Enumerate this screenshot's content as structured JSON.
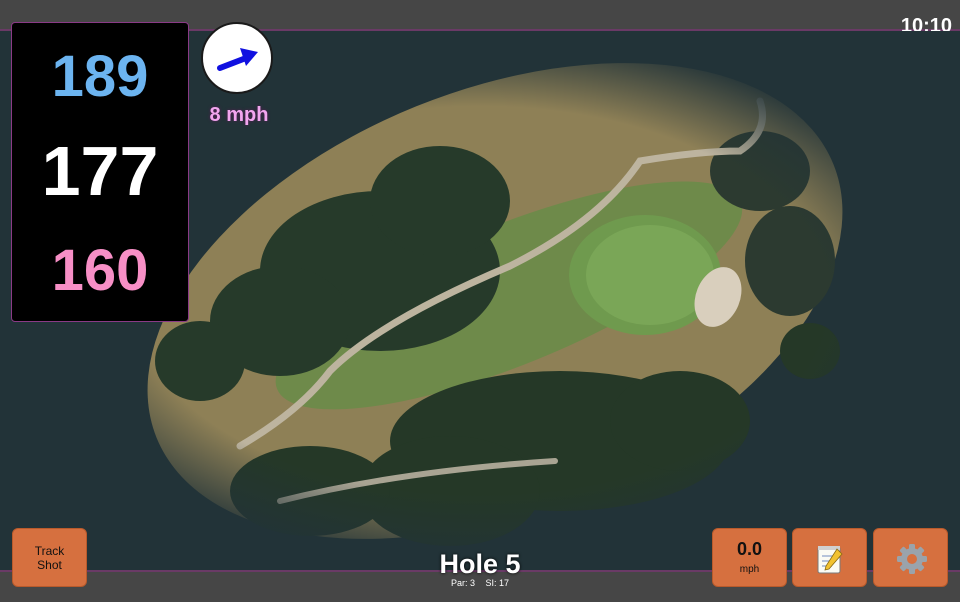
{
  "header": {
    "clock": "10:10"
  },
  "distances": {
    "back": "189",
    "middle": "177",
    "front": "160"
  },
  "wind": {
    "speed": "8 mph",
    "icon": "wind-direction-arrow-icon",
    "arrow_color": "#1010e0"
  },
  "buttons": {
    "track_shot_line1": "Track",
    "track_shot_line2": "Shot",
    "speed_value": "0.0",
    "speed_unit": "mph",
    "notes_icon": "notepad-icon",
    "settings_icon": "gear-icon"
  },
  "hole": {
    "title": "Hole 5",
    "par": "Par: 3",
    "si": "SI: 17"
  },
  "colors": {
    "back_distance": "#6cb4f0",
    "middle_distance": "#ffffff",
    "front_distance": "#f78fc6",
    "button": "#d6703f",
    "bars": "#464646",
    "bar_border": "#6a3a66"
  }
}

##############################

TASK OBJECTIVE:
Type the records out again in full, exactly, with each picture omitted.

ANSWER BOX:
Enumerate this screenshot's content as structured JSON.
{
  "header": {
    "clock": "10:10"
  },
  "distances": {
    "back": "189",
    "middle": "177",
    "front": "160"
  },
  "wind": {
    "speed": "8 mph",
    "icon": "wind-direction-arrow-icon",
    "arrow_color": "#1010e0"
  },
  "buttons": {
    "track_shot_line1": "Track",
    "track_shot_line2": "Shot",
    "speed_value": "0.0",
    "speed_unit": "mph",
    "notes_icon": "notepad-icon",
    "settings_icon": "gear-icon"
  },
  "hole": {
    "title": "Hole 5",
    "par": "Par: 3",
    "si": "SI: 17"
  },
  "colors": {
    "back_distance": "#6cb4f0",
    "middle_distance": "#ffffff",
    "front_distance": "#f78fc6",
    "button": "#d6703f",
    "bars": "#464646",
    "bar_border": "#6a3a66"
  }
}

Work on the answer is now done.